Jack Tygett, who is choreographing the Laguna Playhouse revival of "On the Town," grew up in Chicago and toured the country as a dancer on the nightclub circuit before settling in Hollywood in 1951. Eugene Loring saw him at the Biltmore Bowl and cast him in the fantasy ballet he was creating for the movie musical, "The 5,000 Fingers of Dr. T." Tygett, 65, subsequently taught dance for Loring in Hollywood and opened his own school in the San Fernando Valley. He has appeared in many movies, among them "There's No Business Like Show Business," "Damn Yankees" and "Oklahoma!" Tygett lives in San Diego, where he teaches musical theater at United States International University.
Question: How do you re-set "On The Town" and avoid comparison with the original Jerome Robbins setting?
Answer: There isn't a person who is going to compete with him. The man is a genius. But doing the same choreography somebody else did? There's no fun in that. I don't want to work six weeks to take stuff from the film and put it on another human body. It's so much more fun to do your own. I'm at an age where if I'm not having any fun with something, I don't want to do it.
Q: Does your setting include tap? or is it primarily balletic?
A: It consists of technical things that are neither of the tap nor ballet genre. It's what I call "musical-theater dance," which is a technique I developed years ago when I taught at Eugene Loring's American School of Dance in Hollywood. It's things you see all the time in musical theater.

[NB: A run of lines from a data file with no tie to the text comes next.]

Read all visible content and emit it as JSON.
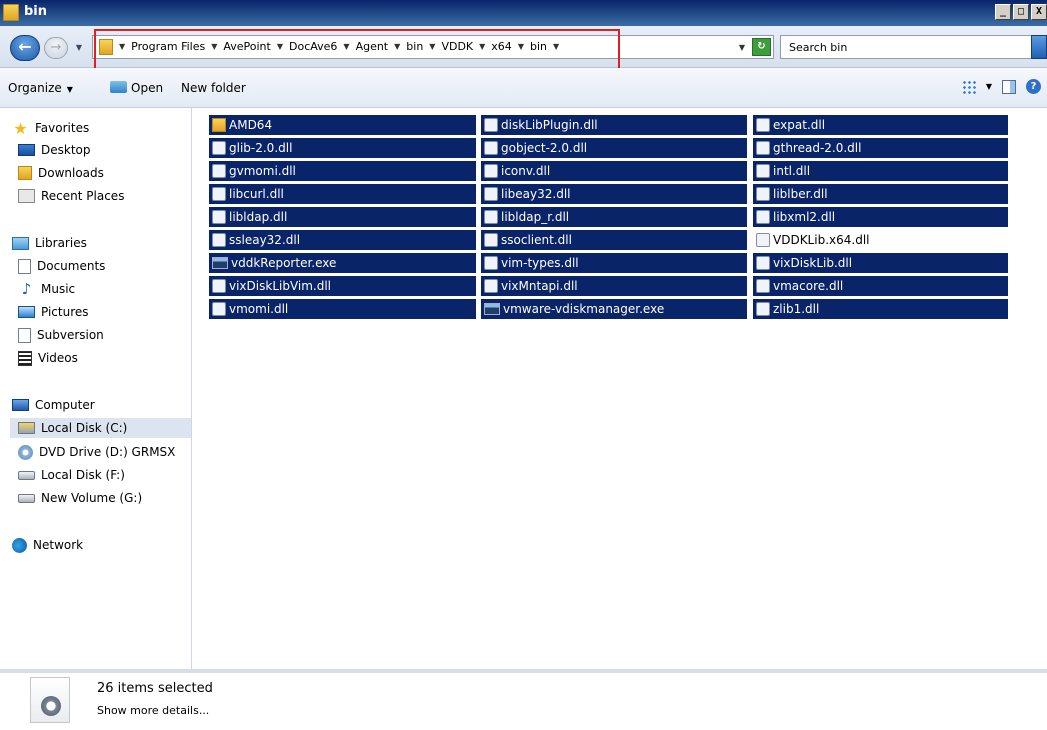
{
  "window": {
    "title": "bin",
    "buttons": [
      "_",
      "□",
      "X"
    ]
  },
  "address": {
    "crumbs": [
      "Program Files",
      "AvePoint",
      "DocAve6",
      "Agent",
      "bin",
      "VDDK",
      "x64",
      "bin"
    ],
    "search_placeholder": "Search bin"
  },
  "toolbar": {
    "organize": "Organize",
    "open": "Open",
    "new_folder": "New folder"
  },
  "nav": {
    "favorites": "Favorites",
    "desktop": "Desktop",
    "downloads": "Downloads",
    "recent": "Recent Places",
    "libraries": "Libraries",
    "documents": "Documents",
    "music": "Music",
    "pictures": "Pictures",
    "subversion": "Subversion",
    "videos": "Videos",
    "computer": "Computer",
    "disk_c": "Local Disk (C:)",
    "dvd_d": "DVD Drive (D:) GRMSX",
    "disk_f": "Local Disk (F:)",
    "vol_g": "New Volume (G:)",
    "network": "Network"
  },
  "files": [
    {
      "name": "AMD64",
      "type": "folder",
      "selected": true
    },
    {
      "name": "diskLibPlugin.dll",
      "type": "dll",
      "selected": true
    },
    {
      "name": "expat.dll",
      "type": "dll",
      "selected": true
    },
    {
      "name": "glib-2.0.dll",
      "type": "dll",
      "selected": true
    },
    {
      "name": "gobject-2.0.dll",
      "type": "dll",
      "selected": true
    },
    {
      "name": "gthread-2.0.dll",
      "type": "dll",
      "selected": true
    },
    {
      "name": "gvmomi.dll",
      "type": "dll",
      "selected": true
    },
    {
      "name": "iconv.dll",
      "type": "dll",
      "selected": true
    },
    {
      "name": "intl.dll",
      "type": "dll",
      "selected": true
    },
    {
      "name": "libcurl.dll",
      "type": "dll",
      "selected": true
    },
    {
      "name": "libeay32.dll",
      "type": "dll",
      "selected": true
    },
    {
      "name": "liblber.dll",
      "type": "dll",
      "selected": true
    },
    {
      "name": "libldap.dll",
      "type": "dll",
      "selected": true
    },
    {
      "name": "libldap_r.dll",
      "type": "dll",
      "selected": true
    },
    {
      "name": "libxml2.dll",
      "type": "dll",
      "selected": true
    },
    {
      "name": "ssleay32.dll",
      "type": "dll",
      "selected": true
    },
    {
      "name": "ssoclient.dll",
      "type": "dll",
      "selected": true
    },
    {
      "name": "VDDKLib.x64.dll",
      "type": "dll",
      "selected": false
    },
    {
      "name": "vddkReporter.exe",
      "type": "exe",
      "selected": true
    },
    {
      "name": "vim-types.dll",
      "type": "dll",
      "selected": true
    },
    {
      "name": "vixDiskLib.dll",
      "type": "dll",
      "selected": true
    },
    {
      "name": "vixDiskLibVim.dll",
      "type": "dll",
      "selected": true
    },
    {
      "name": "vixMntapi.dll",
      "type": "dll",
      "selected": true
    },
    {
      "name": "vmacore.dll",
      "type": "dll",
      "selected": true
    },
    {
      "name": "vmomi.dll",
      "type": "dll",
      "selected": true
    },
    {
      "name": "vmware-vdiskmanager.exe",
      "type": "exe",
      "selected": true
    },
    {
      "name": "zlib1.dll",
      "type": "dll",
      "selected": true
    }
  ],
  "details": {
    "count": "26 items selected",
    "more": "Show more details..."
  }
}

Loring called it "freestyle dance."
Q: Does it resemble Las Vegas-style dancing?
A: We didn't go for Vegas. I've worked Vegas, and I can tell you that. It's movement that portrays the characters' emotions at the moment. The technique lends itself to the thing which I think is necessary for musical theater, and that is integration of the dance to the story line. It's not mime, but some of the takes have a mimetic quality.
Q: How did you work?
A: As I approached the show, I read it again and again, and I let my own feelings about the characters and the situations evolve from there.
Q: What were those feelings?
A: For the period, where the people come from, what their qualities are. (Betty) Comden and (Adolph) Green (who wrote the book and lyrics) give us a nice sense of that. I don't try to do the Robbins thing at all. I don't try to avoid anything, and I don't try to duplicate anything.
Q: What would you say is the dominant flavor of the show?
A: It's a happy, bright show, even though there are heavy moments. There are no earthshaking "Othello" scenes, but the wonderful thing about working with the two leads--Lee Wilson and Adam Pelty--is that they're constantly trying to find the depth of the characters. They're both very eager to have that kind of substance in their performances. And they're both very fine dancers.
Q: Did you simplify the choreography for the large amateur cast?
A: It's hard to generalize. Among the people we have in the company, there are some nice dancers and there are some we are still working the movement on. The good thing is there's a good spirit in the company. It's a very happy company, and people are giving everything. That, to me, is the most important thing.
Q: Is there anything you'd especially like to say about the Bernstein score?
A: The music dances. It flies.